Native. Very rare in South Australia. Rare in Victoria.
Plant description:
Grows to 60 cm tall with one or two large flowers. A single basal leaf. Flowers are white to pale pink with a toothed labellum, which has a red margin and red calli. Tepals are 12 cm long. Flowering between September and November.
Fruit type:
Brown papery ellipsoid capsule.
Seed type:
Very small brown ellipsoid seed with a long translucent brown mesh-like covering.
Seed collecting:
Collect fat capsules as they start to dry and turn brown. Pods will split and release the seeds quickly and will require monitoring. To increase the chances of collecting mature pods, it is recommended that a small breathable bag (ie. Organza bags) be used to enclose the developing capsules.
Seed cleaning:
Place the capsules in a container that will hold fine seeds and leave to dry for a few weeks or until the capsule split. Then carefully hold the capsule and tap it gently to release the seeds. Store the seeds with a desiccant such as dried silica beads or dry rice, in an air tight container in a cool and dry place or in liquid nitrogen.
Seed viability:

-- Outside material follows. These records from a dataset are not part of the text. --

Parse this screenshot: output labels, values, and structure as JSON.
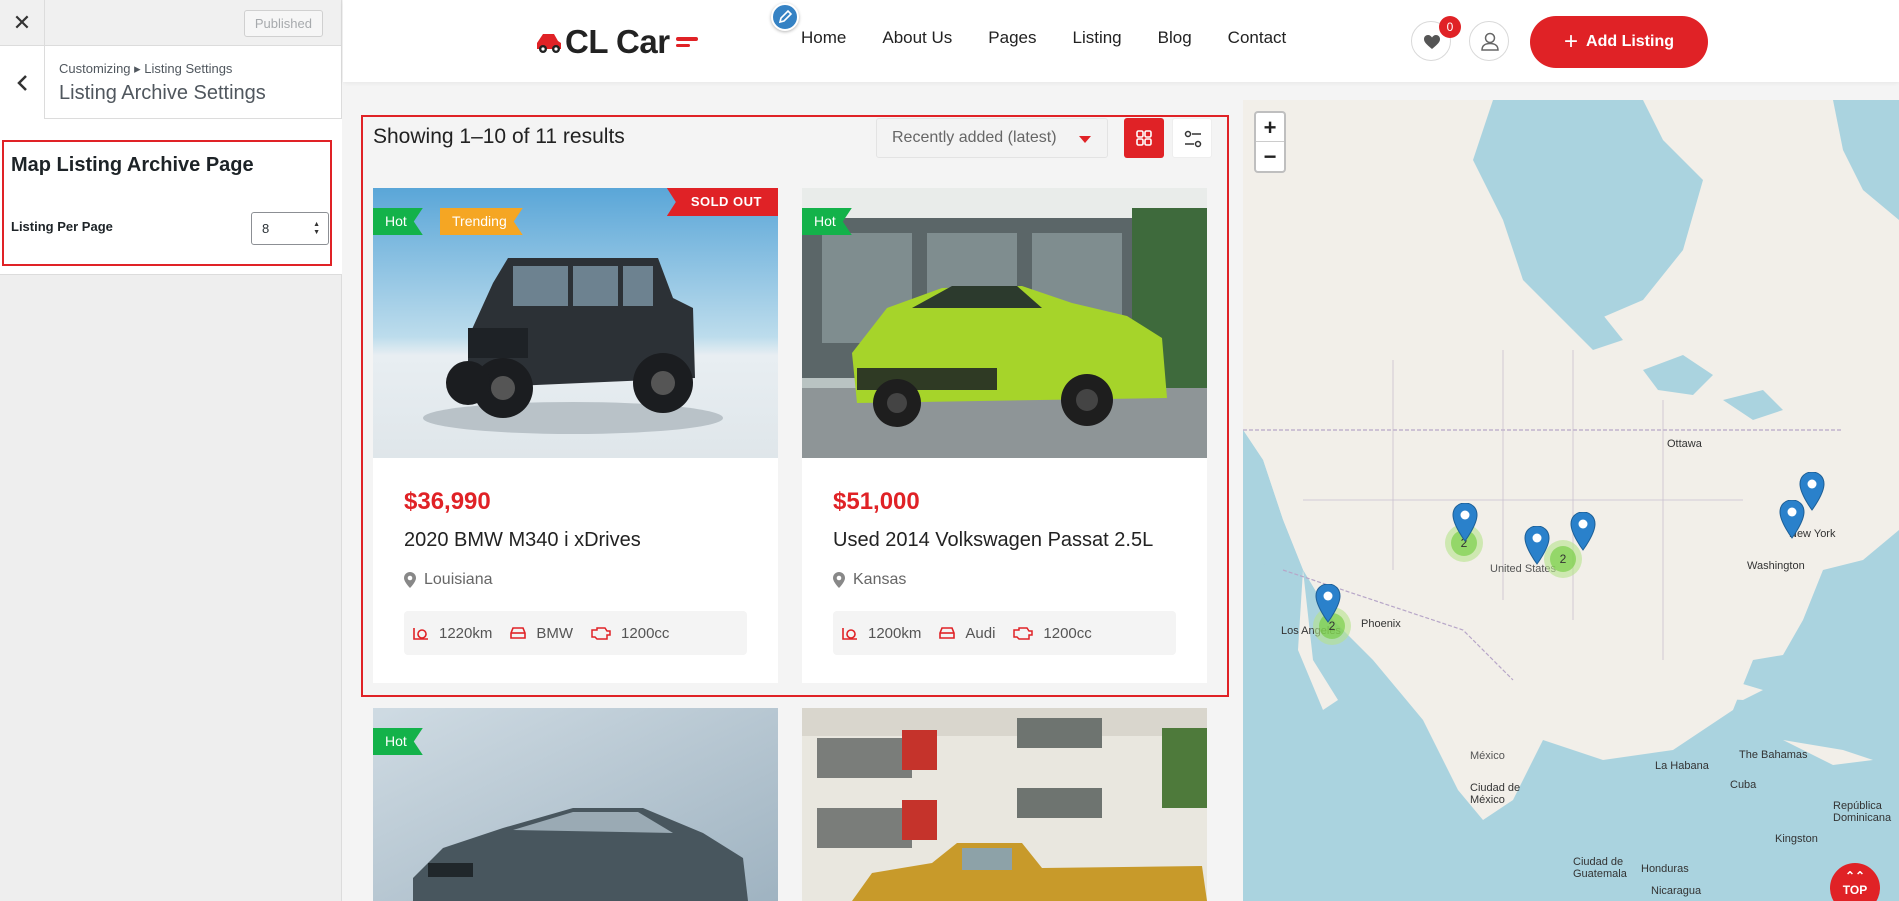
{
  "customizer": {
    "close_icon": "close-icon",
    "published_label": "Published",
    "back_icon": "chevron-left-icon",
    "breadcrumb": "Customizing ▸ Listing Settings",
    "panel_title": "Listing Archive Settings",
    "section_title": "Map Listing Archive Page",
    "field_label": "Listing Per Page",
    "field_value": "8"
  },
  "header": {
    "logo_text": "CL Car",
    "nav": [
      "Home",
      "About Us",
      "Pages",
      "Listing",
      "Blog",
      "Contact"
    ],
    "favorites_count": "0",
    "add_listing_label": "Add Listing",
    "brand_color": "#e02226"
  },
  "results": {
    "count_text": "Showing 1–10 of 11 results",
    "sort_selected": "Recently added (latest)"
  },
  "listings": [
    {
      "badges": [
        "Hot",
        "Trending"
      ],
      "status": "SOLD OUT",
      "price": "$36,990",
      "title": "2020 BMW M340 i xDrives",
      "location": "Louisiana",
      "mileage": "1220km",
      "make": "BMW",
      "engine": "1200cc"
    },
    {
      "badges": [
        "Hot"
      ],
      "status": "",
      "price": "$51,000",
      "title": "Used 2014 Volkswagen Passat 2.5L",
      "location": "Kansas",
      "mileage": "1200km",
      "make": "Audi",
      "engine": "1200cc"
    },
    {
      "badges": [
        "Hot"
      ]
    },
    {
      "badges": []
    }
  ],
  "map": {
    "zoom_in": "+",
    "zoom_out": "−",
    "labels": {
      "ottawa": "Ottawa",
      "new_york": "New York",
      "washington": "Washington",
      "united_states": "United States",
      "phoenix": "Phoenix",
      "los_angeles": "Los Angeles",
      "mexico": "México",
      "ciudad_de_mexico": "Ciudad de México",
      "la_habana": "La Habana",
      "the_bahamas": "The Bahamas",
      "cuba": "Cuba",
      "republica_dominicana": "República Dominicana",
      "kingston": "Kingston",
      "ciudad_de_guatemala": "Ciudad de Guatemala",
      "honduras": "Honduras",
      "nicaragua": "Nicaragua"
    },
    "clusters": [
      "2",
      "2",
      "2"
    ]
  },
  "back_to_top_label": "TOP"
}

For the NVC South East Orchid Project a total of three populations consisting of more than X individuals in total were recorded from the X, Nangwarry and Bolara Native Forest Reserves . Approximately 1,020,000 seeds (0.65g) were banked for these three observed populations. The seed viability for the collection made from X was very low at 8%. The other collections were higher at 49% and 65%.